TASK ITEM -> State how many lines in the entries below hold the word "data", with nothing besides the number.
● ● ● ● ● ● ●
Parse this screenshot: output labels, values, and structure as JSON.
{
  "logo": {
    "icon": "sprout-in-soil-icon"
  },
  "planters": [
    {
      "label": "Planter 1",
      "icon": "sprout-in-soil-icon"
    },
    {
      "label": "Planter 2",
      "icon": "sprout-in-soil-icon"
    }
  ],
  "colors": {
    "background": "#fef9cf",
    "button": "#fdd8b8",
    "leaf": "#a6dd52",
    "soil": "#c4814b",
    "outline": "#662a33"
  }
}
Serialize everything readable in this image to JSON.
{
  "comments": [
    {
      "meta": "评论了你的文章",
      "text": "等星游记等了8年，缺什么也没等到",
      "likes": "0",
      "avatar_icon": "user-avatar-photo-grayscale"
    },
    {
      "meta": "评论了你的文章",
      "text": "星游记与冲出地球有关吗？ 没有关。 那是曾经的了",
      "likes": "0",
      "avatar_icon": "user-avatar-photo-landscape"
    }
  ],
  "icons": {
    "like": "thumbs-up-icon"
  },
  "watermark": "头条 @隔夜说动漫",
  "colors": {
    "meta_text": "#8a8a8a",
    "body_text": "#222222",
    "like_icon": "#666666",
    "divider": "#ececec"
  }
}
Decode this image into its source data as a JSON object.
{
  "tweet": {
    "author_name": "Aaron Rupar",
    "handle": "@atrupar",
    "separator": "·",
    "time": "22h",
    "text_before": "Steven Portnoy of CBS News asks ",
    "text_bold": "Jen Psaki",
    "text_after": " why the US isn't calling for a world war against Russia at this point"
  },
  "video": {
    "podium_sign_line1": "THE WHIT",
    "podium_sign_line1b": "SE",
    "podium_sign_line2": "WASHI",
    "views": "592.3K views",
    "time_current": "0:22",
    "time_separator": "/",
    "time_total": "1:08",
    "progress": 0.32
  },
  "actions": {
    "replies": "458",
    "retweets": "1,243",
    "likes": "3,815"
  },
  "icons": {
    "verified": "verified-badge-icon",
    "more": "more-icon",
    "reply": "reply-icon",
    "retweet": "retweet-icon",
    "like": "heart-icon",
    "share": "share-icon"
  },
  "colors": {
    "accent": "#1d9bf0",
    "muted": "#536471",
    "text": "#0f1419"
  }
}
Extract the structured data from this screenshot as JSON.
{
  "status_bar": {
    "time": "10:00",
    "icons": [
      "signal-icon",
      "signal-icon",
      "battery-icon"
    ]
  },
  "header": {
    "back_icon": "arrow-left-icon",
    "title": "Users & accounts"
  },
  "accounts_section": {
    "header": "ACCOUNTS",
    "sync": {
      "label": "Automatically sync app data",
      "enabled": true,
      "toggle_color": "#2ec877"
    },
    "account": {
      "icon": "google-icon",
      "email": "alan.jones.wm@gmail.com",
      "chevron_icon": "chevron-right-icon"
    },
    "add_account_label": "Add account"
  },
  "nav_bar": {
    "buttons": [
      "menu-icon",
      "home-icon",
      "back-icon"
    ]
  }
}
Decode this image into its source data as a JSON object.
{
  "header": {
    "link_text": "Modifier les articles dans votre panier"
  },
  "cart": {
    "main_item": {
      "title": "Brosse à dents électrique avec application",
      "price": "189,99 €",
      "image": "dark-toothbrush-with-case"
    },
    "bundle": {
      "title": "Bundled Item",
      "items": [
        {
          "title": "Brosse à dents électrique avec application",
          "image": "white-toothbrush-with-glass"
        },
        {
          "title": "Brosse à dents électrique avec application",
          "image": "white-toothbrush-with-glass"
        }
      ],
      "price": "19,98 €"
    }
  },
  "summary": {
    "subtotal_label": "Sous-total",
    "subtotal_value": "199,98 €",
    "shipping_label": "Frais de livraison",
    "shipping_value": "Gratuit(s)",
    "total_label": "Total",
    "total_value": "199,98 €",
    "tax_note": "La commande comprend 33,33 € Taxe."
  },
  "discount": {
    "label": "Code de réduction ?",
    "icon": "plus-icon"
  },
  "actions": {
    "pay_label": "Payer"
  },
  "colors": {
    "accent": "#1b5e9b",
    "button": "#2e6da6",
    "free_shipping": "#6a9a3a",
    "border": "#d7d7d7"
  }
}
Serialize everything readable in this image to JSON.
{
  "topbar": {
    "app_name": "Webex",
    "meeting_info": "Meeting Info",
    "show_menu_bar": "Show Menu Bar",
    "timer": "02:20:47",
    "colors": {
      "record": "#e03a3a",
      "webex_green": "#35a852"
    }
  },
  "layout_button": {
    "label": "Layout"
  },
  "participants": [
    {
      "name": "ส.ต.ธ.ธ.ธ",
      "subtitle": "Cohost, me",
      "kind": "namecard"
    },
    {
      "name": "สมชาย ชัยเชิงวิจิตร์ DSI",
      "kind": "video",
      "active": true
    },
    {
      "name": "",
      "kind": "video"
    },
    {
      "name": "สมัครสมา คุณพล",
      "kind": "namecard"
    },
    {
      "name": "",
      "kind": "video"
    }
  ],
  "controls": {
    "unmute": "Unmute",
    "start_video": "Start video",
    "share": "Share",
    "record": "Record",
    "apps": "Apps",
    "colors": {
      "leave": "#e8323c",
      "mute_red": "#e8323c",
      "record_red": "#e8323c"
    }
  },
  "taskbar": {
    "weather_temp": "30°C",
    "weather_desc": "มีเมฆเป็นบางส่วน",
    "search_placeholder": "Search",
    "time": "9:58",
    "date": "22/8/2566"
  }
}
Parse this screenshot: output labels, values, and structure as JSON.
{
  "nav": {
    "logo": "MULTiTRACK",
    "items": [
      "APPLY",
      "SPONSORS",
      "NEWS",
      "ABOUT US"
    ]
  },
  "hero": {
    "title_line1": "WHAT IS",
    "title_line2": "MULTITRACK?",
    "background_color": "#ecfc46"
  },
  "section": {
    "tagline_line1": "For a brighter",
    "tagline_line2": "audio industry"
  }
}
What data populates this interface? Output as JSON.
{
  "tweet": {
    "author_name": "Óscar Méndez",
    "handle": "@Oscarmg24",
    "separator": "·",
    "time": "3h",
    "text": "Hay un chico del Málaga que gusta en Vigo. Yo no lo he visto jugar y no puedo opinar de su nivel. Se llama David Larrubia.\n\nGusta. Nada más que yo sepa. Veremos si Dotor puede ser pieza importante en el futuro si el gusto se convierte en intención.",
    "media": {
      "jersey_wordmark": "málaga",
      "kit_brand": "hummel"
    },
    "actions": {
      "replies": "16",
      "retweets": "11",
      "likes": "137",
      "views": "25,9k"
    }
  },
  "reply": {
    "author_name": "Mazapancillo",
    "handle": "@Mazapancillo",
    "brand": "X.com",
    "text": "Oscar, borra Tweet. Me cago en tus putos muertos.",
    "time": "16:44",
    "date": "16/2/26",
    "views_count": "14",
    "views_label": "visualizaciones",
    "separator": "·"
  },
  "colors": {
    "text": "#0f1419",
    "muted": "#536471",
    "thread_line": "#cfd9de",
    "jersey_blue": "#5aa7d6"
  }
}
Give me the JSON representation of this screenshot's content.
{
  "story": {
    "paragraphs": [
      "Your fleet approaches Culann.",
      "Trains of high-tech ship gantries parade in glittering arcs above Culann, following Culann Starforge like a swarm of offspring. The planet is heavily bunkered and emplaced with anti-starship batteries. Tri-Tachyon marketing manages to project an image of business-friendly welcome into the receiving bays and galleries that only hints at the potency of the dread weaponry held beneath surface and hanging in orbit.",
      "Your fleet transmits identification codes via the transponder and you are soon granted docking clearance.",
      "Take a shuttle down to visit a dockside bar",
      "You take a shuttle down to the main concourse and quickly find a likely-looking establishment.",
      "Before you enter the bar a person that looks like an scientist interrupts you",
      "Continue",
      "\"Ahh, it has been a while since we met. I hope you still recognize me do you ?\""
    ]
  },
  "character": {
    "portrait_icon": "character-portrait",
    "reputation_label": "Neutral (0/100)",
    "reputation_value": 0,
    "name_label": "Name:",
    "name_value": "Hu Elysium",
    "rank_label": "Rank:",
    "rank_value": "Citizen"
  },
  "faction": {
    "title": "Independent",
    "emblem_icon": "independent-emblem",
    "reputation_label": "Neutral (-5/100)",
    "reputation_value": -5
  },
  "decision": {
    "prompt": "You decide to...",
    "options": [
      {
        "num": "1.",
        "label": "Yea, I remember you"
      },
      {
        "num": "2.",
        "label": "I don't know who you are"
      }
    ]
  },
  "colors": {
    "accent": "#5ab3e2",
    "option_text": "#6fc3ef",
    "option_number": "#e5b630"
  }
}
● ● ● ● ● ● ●
SOLUTION -> 5